◆ **TASK PROMPT**
Each line of the records below that holds "JSON" should be returned.

◆ **EXCERPTED RECORDS**
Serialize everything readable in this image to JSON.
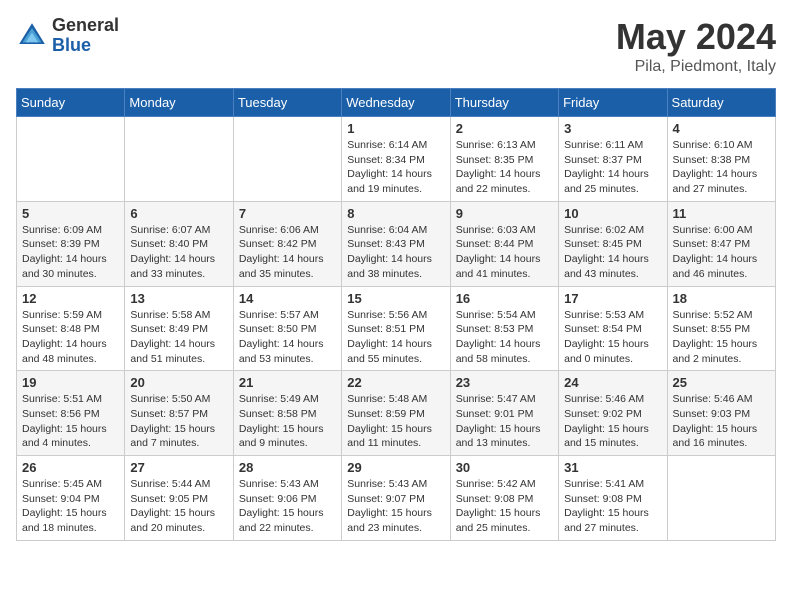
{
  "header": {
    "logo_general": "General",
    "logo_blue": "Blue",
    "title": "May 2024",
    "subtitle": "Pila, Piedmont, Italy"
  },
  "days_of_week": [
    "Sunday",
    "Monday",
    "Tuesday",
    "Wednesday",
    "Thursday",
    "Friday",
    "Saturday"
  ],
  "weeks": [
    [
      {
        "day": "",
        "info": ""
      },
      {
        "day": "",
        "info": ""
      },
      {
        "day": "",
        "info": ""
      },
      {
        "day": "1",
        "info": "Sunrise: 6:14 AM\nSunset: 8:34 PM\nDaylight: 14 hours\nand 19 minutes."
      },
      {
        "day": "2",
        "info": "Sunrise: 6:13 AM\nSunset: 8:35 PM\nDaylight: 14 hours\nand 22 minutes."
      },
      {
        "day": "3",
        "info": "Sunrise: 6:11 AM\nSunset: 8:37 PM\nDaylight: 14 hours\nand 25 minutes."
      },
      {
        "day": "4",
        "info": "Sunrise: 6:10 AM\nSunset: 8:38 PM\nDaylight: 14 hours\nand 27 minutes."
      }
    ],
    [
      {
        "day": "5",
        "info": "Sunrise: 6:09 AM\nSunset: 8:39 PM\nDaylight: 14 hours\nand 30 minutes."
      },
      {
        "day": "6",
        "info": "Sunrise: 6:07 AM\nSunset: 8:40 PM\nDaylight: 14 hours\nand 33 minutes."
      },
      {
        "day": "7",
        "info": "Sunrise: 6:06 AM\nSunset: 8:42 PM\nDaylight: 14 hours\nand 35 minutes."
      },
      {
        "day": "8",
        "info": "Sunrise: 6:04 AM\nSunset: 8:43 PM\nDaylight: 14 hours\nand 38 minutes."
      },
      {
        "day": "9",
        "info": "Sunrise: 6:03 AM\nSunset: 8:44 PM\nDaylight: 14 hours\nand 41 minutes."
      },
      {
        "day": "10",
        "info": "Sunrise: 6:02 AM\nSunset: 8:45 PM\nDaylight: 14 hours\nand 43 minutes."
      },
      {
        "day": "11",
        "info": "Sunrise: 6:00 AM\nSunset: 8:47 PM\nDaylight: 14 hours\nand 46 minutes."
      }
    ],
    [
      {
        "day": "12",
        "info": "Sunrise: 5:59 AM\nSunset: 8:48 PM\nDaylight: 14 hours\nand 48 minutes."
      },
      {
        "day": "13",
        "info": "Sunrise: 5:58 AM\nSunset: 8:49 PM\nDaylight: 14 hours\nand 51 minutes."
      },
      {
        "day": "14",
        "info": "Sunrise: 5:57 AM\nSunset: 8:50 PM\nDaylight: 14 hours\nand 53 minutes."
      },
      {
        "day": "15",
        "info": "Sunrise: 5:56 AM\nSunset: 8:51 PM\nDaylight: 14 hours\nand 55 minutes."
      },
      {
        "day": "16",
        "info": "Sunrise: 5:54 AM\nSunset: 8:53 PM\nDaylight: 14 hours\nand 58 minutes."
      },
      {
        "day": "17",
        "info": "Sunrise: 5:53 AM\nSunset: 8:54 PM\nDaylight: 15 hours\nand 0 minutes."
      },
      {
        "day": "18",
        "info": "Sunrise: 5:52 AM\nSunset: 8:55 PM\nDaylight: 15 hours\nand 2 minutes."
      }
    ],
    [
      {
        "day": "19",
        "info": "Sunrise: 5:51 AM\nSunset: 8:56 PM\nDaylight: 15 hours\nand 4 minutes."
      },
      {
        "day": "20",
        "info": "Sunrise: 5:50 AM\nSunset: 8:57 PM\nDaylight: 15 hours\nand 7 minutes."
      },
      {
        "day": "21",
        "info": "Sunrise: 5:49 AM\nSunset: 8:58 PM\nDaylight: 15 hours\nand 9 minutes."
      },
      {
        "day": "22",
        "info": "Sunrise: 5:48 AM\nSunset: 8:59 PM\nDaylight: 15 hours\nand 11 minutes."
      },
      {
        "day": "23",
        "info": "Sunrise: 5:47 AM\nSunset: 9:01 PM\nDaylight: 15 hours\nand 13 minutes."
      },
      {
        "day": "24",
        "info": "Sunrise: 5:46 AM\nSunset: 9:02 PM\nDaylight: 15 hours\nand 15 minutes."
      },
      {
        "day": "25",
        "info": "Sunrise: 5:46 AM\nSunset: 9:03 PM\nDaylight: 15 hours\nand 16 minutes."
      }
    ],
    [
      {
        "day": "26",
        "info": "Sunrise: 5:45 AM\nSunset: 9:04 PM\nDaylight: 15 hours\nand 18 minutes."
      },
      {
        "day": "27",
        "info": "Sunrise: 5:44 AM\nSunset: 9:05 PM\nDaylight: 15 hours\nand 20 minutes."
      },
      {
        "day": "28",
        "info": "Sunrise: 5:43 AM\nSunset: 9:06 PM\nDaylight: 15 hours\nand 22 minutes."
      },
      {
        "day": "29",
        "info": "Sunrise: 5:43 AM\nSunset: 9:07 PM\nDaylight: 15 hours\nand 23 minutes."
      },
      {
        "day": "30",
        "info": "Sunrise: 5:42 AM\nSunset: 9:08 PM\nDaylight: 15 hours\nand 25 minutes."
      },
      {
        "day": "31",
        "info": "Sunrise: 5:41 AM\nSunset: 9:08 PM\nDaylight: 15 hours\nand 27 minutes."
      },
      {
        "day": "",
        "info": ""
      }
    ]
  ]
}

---

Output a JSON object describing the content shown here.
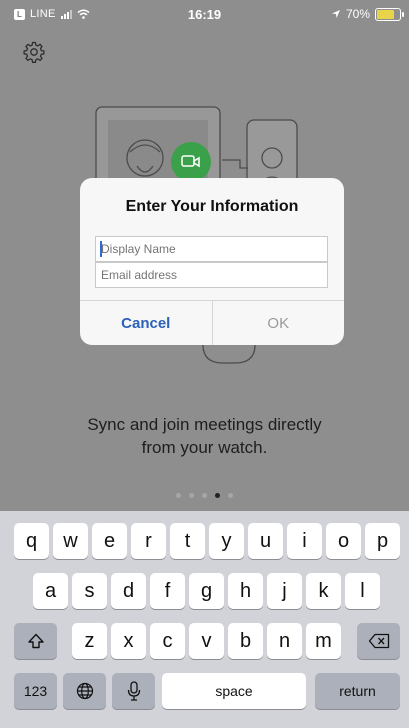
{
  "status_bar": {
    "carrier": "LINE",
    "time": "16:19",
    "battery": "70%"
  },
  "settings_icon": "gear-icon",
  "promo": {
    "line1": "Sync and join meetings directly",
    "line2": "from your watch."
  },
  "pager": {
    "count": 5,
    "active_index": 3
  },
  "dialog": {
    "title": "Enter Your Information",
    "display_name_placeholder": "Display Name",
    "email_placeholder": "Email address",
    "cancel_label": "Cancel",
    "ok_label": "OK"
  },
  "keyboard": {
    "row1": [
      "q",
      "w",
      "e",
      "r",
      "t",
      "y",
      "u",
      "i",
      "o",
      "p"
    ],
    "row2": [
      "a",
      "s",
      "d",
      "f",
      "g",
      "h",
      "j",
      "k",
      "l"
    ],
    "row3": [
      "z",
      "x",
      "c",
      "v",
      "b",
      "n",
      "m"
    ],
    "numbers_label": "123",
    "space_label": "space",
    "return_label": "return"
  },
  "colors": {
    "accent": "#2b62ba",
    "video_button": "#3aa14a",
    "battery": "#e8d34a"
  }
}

◆ **TASK RESULT**
Serialize everything readable in this image to JSON.
Output a JSON object describing the content shown here.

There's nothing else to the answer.